the fierce, deadly frost; upon the material world the evil winters are about to fall, that shall make snow-flakes fall thick, even an aredvi deep on
the highest tops of mountains
'And the beasts that live in the wilderness and those that live on the tops of the mountains, and those that live in the bosom of the dale shall
take shelter in underground abodes.
'Before that winter, the country would bear plenty of grass for cattle, before the waters had flooded it. Now after the melting of the snow, O Yima,
a place wherein the footprint of a sheep may be seen will be a wonder in the world.
Therefore make thee a Vara, long as a riding-ground on every side of the square, and thither bring the seeds of sheep and oxen, of men, of dogs, of
birds, and of red blazing fires. Therefore make thee a Vara, long as a riding-ground on every side of the square, to be an abode for man; a Vara, long
as a riding-ground on every side of the square, for oxen and sheep. 'Two hathras long on every side' A hathra is about an English mile.
There thou shalt make waters flow in a bed a hathra long; there thou shalt settle birds, on the green that never fades, with food that never fails.
There thou shalt establish dwelling-places, consisting of a house with a balcony, a courtyard, and as gallery
'Thither thou shalt bring the seeds of men and women, of the greatest, best, and finest on this earth; thither thou shalt bring the seeds of every
kind of cattle, of the greatest, best, and finest on this earth. The best specimens of mankind, to be the origin of the more perfect races of the
'Thither thou shalt bring the seeds of every kind of tree, of the highest of size and sweetest of odour on this earth thither thou shalt bring the
seeds of every kind of fruit, the best of savour and sweetest of odour. All those seeds shalt thou bring, two of every kind, to be kept inexhaustible
there, so long as those men shall stay in the Vara. . 'The highest of size, like the cypress and the plane-tree; the sweetest of odour, like the
rose and the jessamine'
It is understood that it is the seeds of the various plant and animal species that need to be brought into the Vara in order to propogate them, and
only the best of species, the Vara has it's own internal river and lighting and can thus function as a propogation centre.
O Maker of the material world, thou Holy One! What are the lights that give light in the Vara which Yima made?
Ahura Mazda answered: 'There are uncreated lights and created lights. The one thing missed there is the sight of the stars, the moon, and the sun,
and a year seems only as a day. The endless light, which is eternal, and artificial lights. The Commentary has here the following Avestan quotation:

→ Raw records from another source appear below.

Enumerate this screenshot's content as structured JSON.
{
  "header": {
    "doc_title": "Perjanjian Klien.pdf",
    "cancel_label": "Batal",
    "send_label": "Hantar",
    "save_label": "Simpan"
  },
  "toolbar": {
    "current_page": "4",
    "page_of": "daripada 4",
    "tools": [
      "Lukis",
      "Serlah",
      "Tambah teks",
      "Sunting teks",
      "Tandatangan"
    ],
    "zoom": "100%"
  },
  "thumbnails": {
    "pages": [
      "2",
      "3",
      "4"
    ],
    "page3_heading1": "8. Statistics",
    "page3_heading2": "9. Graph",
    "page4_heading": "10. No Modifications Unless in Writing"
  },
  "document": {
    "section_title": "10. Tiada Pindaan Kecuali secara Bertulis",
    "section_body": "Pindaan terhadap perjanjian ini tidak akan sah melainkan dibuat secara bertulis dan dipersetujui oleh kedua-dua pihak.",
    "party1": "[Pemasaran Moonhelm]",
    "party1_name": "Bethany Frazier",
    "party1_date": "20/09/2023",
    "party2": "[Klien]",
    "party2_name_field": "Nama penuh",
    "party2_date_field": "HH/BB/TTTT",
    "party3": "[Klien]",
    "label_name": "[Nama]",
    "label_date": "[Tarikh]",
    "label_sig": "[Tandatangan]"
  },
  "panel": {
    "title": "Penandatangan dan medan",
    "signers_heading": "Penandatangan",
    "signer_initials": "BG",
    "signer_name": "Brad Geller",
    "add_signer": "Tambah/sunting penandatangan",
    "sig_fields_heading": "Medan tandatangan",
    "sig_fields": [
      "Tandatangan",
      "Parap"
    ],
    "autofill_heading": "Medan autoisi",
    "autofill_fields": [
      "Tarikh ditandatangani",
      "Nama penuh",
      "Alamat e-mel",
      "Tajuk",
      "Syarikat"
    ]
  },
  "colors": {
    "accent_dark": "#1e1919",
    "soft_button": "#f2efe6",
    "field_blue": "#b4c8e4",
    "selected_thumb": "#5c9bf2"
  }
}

'The uncreated light shines from above; all the created lights shine from below.'
Within the Vara the mortals receive instruction from a mystical bird Karshipta, indeed they learn the spiritual language of the birds, it must be
considered the birds could still come and go from the Vara and thus maintain contact with the greater outside realm.
The region this is said to have occured within, the Aryan homeland, is in the region of the Pamir Mountains most likely, with the sacred river being
the Oxus that has its origins there, with the sacred plain having been the Tarim basin, a once fertile region
In terms of locating of an actual Vara of course effort is made and sites are considered, Tajik houses themselves are thought to reflect the
principles involved, being low level insular type fortress dwellings in their own right
Inside Pamiri Houses
Yima and the Deluge Text
Location of the Aryan Homeland
Study of Jamsid Mythos
In the central Pamirs, above the banks of the river Ak-Dzhilga / Ak-Jilga, in the valley of Murghab, are the remains of remote settlements and a
mining complex called Bazar-Dara and Ak-Jilga.
About 1,200 - 1,500 people lived in the settlement which included an administrative complex, a fire-temple, and a bath with sub-floor (kan) heating.
The size fits the first level of a Jamshidi Vara Water was obtained from small wells and skilfully designed water basins.
In this region, the soil is frozen most of the year and trees cannot grow. The large building that is believed to have functioned as a medieval
caravanserai, also has Vara-like features.